An intensely-flavoured dish with festive spices
For the marinade:
1 large poussin
Juice of 1 large orange
1 tsp mixed spice
½ tsp ground cinnamon
¼ tsp ground allspice
Large pinch of ground cloves
½ tsp sea salt
For the spice butter:
25g unsalted butter, at room temperature
½ tsp mixed spice
¼ tsp ground cinnamon
1 pinch ground allspice
1 pinch ground cloves
For the clementines:
1 tbsp cognac or brandy
Freshly ground black pepper
For the gravy:
½ tbsp cornflour stirred into ½ tbsp cold water
A generous glug of cognac or brandy
Sea salt and freshly ground black pepper
To make the marinade pour the orange juice, spices and salt into a large plastic bag.
Use a sharp knife to pierce your bird all over, put it in the bag and seal it with a knot in the top. Massage until the poussin is well coated and leave in the fridge overnight, or marinate it in the morning in time for dinner. You don’t have to, but I like to shake the bag a little to move the marinade around each time I’m at the fridge to fetch something.
Boil a kettle and pour boiling water over the clementines in a small saucepan. Bring to the boil, reduce the heat and simmer with a lid on the pan for 20 mins. Remove the clementines to cool.
Pre-heat the oven to 200C and let the poussin, still in its marinade, come up to room temperature. Take the bird out of the bag and transfer it to a roasting pan and roast for an hour. Meanwhile, combine the butter and the spices to create spiced butter for basting, and halve the cooked clementines.
After half an hour, remove the bird from the oven and baste with half the spice butter. Place the clementines around the poussin, splash with cognac or brandy and season with freshly ground black pepper. Return to the oven for another 15 mins, before basting with the rest of the butter and returning to the oven.

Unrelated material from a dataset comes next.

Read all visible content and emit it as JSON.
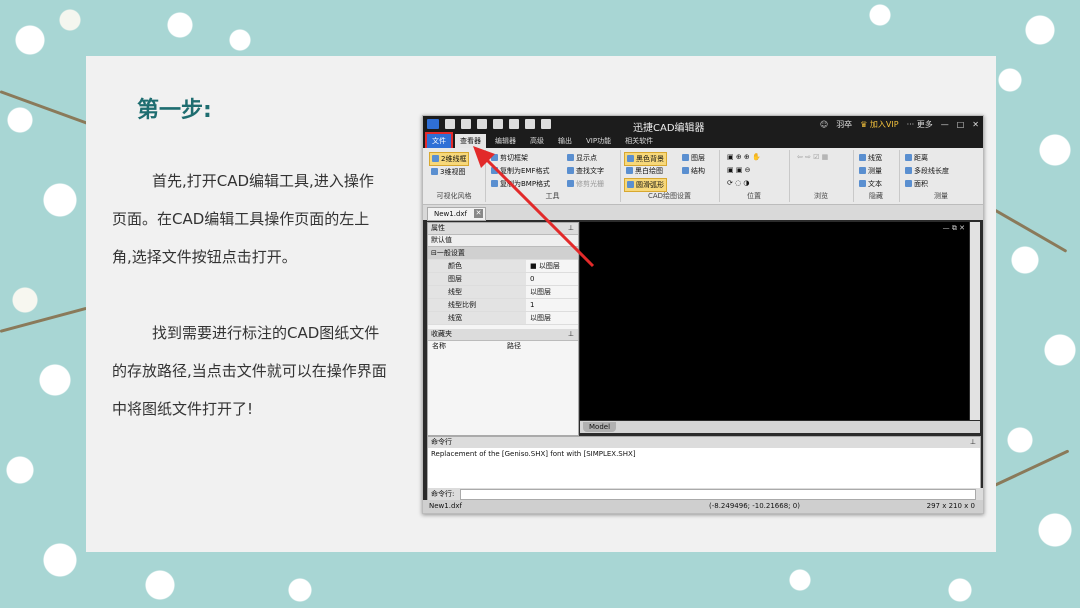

After a total cooking time of 1 hour, remove the bird, check it is done, then place it on a warm plate covered with foil and leave to rest while you make the gravy and dish up whatever vegetables you’re planning on presenting as accompaniments.
Recipe: Rachel Phipps